Could you give every record again, exactly as it reads?

Entries from a dataset of interfaces:

^^^^^^^^

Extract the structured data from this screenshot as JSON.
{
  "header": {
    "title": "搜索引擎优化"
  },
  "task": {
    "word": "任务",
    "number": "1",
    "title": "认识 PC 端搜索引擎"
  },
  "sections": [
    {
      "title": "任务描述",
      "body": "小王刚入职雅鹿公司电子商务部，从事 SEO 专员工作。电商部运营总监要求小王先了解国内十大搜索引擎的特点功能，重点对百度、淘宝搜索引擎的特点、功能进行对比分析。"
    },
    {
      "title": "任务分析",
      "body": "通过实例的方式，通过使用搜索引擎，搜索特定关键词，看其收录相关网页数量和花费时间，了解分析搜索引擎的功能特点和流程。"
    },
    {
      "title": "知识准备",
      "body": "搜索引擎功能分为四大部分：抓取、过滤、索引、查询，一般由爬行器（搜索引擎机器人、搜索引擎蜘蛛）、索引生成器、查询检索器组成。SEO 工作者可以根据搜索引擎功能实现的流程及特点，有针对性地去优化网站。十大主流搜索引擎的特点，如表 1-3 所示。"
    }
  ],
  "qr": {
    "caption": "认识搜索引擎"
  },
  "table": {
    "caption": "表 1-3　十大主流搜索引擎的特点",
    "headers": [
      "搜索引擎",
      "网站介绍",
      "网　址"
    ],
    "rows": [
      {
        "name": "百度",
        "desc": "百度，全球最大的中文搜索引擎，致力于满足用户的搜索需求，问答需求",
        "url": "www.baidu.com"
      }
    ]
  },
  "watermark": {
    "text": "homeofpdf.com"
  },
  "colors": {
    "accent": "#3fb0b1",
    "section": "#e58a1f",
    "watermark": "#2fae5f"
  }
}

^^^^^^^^

__Exercise response__
Extract the structured data from this screenshot as JSON.
{
  "header": {
    "title": "搜索引擎优化"
  },
  "task": {
    "word": "任务",
    "number": "1",
    "title": "认识 PC 端搜索引擎"
  },
  "sections": [
    {
      "title": "任务描述",
      "body": "小王刚入职雅鹿公司电子商务部，从事 SEO 专员工作。电商部运营总监要求小王先了解国内十大搜索引擎的特点功能，重点对百度、淘宝搜索引擎的特点、功能进行对比分析。"
    },
    {
      "title": "任务分析",
      "body": "通过实例的方式，通过使用搜索引擎，搜索特定关键词，看其收录相关网页数量和花费时间，了解分析搜索引擎的功能特点和流程。"
    },
    {
      "title": "知识准备",
      "body": "搜索引擎功能分为四大部分：抓取、过滤、索引、查询，一般由爬行器（搜索引擎机器人、搜索引擎蜘蛛）、索引生成器、查询检索器组成。SEO 工作者可以根据搜索引擎功能实现的流程及特点，有针对性地去优化网站。十大主流搜索引擎的特点，如表 1-3 所示。"
    }
  ],
  "qr": {
    "caption": "认识搜索引擎"
  },
  "table": {
    "caption": "表 1-3　十大主流搜索引擎的特点",
    "headers": [
      "搜索引擎",
      "网站介绍",
      "网　址"
    ],
    "rows": [
      {
        "name": "百度",
        "desc": "百度，全球最大的中文搜索引擎，致力于满足用户的搜索需求，问答需求",
        "url": "www.baidu.com"
      }
    ]
  },
  "watermark": {
    "text": "homeofpdf.com"
  },
  "colors": {
    "accent": "#3fb0b1",
    "section": "#e58a1f",
    "watermark": "#2fae5f"
  }
}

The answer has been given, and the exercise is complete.